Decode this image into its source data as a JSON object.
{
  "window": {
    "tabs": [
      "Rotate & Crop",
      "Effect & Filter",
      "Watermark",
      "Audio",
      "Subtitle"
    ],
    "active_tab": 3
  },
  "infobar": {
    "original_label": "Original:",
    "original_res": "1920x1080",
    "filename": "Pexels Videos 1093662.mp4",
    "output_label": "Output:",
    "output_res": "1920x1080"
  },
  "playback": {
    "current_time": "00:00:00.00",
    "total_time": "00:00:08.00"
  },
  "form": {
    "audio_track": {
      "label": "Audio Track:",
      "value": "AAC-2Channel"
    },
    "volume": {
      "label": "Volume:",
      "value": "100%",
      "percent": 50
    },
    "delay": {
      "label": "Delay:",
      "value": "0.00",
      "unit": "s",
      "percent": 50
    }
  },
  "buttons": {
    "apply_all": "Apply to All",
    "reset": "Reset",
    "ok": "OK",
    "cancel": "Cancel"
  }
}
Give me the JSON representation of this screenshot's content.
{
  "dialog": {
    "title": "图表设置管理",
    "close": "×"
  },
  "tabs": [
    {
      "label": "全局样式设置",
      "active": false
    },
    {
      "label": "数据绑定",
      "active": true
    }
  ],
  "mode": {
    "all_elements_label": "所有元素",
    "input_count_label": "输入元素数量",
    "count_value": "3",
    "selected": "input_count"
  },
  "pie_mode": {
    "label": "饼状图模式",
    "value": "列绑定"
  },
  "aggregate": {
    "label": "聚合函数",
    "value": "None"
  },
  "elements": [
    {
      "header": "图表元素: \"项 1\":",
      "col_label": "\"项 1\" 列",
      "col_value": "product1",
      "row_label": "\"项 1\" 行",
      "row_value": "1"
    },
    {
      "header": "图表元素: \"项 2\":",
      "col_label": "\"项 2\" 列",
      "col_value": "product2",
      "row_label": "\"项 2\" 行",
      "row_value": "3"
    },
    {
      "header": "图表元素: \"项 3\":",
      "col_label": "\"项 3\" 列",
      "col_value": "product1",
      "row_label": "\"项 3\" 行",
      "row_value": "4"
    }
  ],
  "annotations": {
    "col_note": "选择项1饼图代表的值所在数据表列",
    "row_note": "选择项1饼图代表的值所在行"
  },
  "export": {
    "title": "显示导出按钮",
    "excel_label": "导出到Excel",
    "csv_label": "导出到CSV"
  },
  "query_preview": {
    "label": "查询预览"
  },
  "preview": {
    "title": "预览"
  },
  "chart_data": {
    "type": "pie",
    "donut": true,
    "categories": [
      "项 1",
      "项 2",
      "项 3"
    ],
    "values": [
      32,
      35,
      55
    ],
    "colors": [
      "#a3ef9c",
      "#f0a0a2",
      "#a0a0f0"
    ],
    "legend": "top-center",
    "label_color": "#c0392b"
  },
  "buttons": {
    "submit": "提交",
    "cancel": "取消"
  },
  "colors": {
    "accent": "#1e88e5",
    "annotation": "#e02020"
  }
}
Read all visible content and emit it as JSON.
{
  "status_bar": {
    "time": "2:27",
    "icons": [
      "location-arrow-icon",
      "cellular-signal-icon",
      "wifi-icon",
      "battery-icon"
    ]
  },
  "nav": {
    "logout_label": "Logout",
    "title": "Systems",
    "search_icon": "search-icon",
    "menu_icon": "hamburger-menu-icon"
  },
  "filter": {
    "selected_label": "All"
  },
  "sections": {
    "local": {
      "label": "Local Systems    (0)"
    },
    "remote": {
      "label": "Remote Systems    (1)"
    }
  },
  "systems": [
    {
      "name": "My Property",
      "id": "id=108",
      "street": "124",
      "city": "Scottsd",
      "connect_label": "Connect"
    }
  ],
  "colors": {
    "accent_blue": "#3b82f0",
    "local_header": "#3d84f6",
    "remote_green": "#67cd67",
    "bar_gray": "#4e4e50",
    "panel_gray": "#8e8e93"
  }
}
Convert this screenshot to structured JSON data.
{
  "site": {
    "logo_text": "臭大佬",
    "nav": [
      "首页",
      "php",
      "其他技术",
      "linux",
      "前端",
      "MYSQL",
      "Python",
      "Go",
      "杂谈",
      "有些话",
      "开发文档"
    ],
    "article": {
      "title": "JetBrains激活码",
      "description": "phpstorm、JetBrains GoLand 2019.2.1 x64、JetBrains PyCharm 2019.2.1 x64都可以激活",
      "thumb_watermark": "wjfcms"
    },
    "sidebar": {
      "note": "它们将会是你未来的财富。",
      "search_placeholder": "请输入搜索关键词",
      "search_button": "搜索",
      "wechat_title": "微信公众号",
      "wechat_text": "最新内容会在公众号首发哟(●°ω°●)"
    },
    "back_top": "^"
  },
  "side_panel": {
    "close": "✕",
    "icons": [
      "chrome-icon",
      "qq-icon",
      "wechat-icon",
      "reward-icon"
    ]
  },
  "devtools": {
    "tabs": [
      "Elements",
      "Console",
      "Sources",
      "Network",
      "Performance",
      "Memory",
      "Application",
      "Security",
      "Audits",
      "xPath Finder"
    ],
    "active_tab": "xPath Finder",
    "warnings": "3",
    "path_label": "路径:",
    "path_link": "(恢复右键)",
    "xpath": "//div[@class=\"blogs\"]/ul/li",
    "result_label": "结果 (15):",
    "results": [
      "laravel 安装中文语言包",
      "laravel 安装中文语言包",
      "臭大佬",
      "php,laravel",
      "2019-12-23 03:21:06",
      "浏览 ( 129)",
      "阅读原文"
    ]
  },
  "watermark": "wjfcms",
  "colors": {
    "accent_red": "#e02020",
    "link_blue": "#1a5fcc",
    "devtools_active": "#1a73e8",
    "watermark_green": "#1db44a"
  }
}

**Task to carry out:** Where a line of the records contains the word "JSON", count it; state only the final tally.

**Solution below:** 4